Moreover, the artists can also suffer a backlash those who disagree with their political stance.
Norman Rockwell received hundreds of letters of hate mail (including death threats) after the Problem we all live with was published.
You can also sometimes encounter artists who have suffered commercially after taking position on a controversial or burning issue.
This was the case of the country band the Dixie Chicks whose leader singer spoke out against War in Iraq on a London stage in March 2003. This resulted in the band being boycotted from radios, their concerts cancelled and CD's burned or bulldozed to show how much their audience disapproved their political engagement. The band also received a great number of hate mail and threats and that political stance certainly affected their careers.
|A duty||Un devoir|
|At the core of||Au cœur de|
|Authoritarian regime||Un régime autoritaire|
|A criteria of style and content||Un critère de contenu et de style|
|The purpose||Le but, l'objectif|
|The state leadership||La gouvernance de l'État|
|To shy away from||Avoir peur de|
|To be on house-arrest||Être détenu chez soi|
|An earthquake||Un tremblement de terre|
|A veiled criticism||Une critique voilée/dissimulée|
|State-sanctioned||Sanctionné, autorisé par l'État|
|The backlash||Un contre-coup, un retour de flamme, une conséquence négative|
|The front woman||La porte-parole|
|The band||Le groupe (musique)|
|Hate mail||Du courrier malveillant|
|A political stance||Une prise de position politique|
|A career||Une carrière|
Art changing people's minds
While it is impossible to be able to measure the exact impact of protest art on a society, there is no denying that art and artists still play a major role in shaping people's minds and opinions about political or social issues.

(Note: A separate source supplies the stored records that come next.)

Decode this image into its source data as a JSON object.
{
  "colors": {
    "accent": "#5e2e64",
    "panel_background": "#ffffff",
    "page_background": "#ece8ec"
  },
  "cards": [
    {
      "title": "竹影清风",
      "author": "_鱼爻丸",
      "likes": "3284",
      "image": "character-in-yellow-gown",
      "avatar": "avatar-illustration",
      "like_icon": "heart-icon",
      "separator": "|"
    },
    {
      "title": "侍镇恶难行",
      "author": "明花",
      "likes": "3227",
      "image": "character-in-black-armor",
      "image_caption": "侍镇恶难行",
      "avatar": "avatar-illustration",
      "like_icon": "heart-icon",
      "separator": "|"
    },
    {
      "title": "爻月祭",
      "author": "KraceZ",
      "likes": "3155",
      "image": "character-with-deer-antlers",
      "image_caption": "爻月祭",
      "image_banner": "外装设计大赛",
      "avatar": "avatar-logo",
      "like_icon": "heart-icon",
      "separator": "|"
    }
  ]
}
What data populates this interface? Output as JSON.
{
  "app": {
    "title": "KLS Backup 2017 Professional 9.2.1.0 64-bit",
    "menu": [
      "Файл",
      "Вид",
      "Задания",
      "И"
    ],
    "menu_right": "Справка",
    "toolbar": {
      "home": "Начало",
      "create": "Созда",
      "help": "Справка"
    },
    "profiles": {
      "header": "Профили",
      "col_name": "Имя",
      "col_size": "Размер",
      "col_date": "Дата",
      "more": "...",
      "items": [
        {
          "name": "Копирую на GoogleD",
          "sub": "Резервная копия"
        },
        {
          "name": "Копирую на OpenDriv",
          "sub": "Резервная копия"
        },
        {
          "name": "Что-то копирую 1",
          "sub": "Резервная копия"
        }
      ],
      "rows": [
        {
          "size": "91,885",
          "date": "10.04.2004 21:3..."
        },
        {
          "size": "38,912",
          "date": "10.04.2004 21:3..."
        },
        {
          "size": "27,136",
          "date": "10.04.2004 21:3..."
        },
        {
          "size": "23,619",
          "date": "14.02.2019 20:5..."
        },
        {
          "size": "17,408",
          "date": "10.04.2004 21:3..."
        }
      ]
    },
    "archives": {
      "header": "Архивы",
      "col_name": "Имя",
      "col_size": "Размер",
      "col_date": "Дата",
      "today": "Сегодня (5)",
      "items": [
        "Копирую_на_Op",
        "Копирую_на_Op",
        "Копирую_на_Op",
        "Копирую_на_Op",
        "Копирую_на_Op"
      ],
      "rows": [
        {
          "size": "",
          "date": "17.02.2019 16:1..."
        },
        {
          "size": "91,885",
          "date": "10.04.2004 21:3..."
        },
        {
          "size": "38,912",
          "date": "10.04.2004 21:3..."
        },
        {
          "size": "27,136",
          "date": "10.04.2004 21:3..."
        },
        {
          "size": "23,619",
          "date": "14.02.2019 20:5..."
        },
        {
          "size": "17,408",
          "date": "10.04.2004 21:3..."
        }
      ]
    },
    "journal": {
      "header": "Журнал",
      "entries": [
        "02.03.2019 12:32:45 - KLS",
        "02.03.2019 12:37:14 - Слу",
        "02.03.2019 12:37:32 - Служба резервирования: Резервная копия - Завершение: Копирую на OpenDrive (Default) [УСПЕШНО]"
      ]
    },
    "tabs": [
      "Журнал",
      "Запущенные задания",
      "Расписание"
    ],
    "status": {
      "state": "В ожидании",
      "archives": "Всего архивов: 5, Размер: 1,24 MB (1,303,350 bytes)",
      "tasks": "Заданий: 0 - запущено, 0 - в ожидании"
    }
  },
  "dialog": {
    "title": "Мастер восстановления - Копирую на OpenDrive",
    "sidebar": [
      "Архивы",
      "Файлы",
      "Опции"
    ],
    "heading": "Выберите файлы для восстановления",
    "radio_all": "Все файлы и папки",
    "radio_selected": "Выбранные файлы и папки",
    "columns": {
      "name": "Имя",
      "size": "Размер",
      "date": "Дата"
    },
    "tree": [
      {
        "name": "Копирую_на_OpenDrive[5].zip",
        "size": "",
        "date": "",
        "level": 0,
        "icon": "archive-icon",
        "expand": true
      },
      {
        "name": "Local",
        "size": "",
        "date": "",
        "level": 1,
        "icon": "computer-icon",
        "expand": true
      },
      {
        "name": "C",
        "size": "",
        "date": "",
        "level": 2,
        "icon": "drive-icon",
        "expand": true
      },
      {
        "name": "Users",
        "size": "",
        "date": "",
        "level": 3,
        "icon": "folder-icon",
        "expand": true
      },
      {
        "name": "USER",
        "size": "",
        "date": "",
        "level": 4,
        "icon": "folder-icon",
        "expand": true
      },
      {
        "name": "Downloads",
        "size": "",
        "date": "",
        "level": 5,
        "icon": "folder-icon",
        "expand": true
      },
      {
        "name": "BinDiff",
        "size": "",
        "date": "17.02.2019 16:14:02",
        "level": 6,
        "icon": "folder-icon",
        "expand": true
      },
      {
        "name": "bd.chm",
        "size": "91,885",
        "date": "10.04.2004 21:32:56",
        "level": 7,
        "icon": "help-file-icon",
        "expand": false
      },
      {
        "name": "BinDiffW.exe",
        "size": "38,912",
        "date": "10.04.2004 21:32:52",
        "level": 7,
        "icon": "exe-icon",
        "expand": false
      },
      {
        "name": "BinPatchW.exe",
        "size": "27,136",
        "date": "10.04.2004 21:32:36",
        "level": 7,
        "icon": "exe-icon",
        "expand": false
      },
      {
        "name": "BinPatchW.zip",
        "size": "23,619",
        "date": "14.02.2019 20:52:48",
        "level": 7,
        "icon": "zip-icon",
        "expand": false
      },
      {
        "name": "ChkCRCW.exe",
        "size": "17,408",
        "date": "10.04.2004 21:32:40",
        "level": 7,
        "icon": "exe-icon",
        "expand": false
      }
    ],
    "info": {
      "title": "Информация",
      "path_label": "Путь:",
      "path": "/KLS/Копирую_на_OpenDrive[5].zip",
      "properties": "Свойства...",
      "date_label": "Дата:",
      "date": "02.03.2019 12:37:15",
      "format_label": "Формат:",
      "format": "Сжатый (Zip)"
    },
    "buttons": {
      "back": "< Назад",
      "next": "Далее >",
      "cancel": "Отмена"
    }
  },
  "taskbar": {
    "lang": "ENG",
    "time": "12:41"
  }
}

"Art is not supposed to change the world, to change practical things, but to change perceptions. Art can change the way we see the world."
Art does not enforce change on a global scale, it doesn't actually change the world, but it does have an impact on individuals on a personal level. It changes people's minds, it broadens their horizons, it forces them to watch, think, question, agree or disagree. It also allows people to find common ground through the shared experience of having seen/read or watched a work of art and discussing it with others. The debates around engaged art and its worth give legitimacy to that very kind of art by showing of much of a starting point for debate it can be.
When young women dress up as characters from the Handmaid's Tale (a book and TV show by Margaret Atwood describing a dystopian society where women are no longer citizens but servants obeying strict social rules) in order to protest patriarchy, we can see that art has the ability to give us images, analogies and symbols which will unite us in our fight for our rights.
The worst argument against the importance of protest art is practical utility. It's very hard to find songs, movies, novels, paintings that have led to a policy change. But that is not the purpose of art.
Protest art makes people feel less alone, it gives them a voice or allows them to find theirs. It can also cement their beliefs and give them the courage to act on them.
|To shape people's minds||Modeler les esprits|
|A global scale||Une échelle globale|
|The personal level||Le niveau personnel|
|Common ground||Des points communs|
|The starting point||Le point de départ|
|A debate||Un débat|
|To dress up||Se déguiser|
|Analogies and symbols||Analogies et symboles|
|Practical utility||Utilité pratique|
|To lead to||Mener, conduire à|
|Policy change||Un changement de politique|
|The purpose||Le but|
|To act on||Agir sur|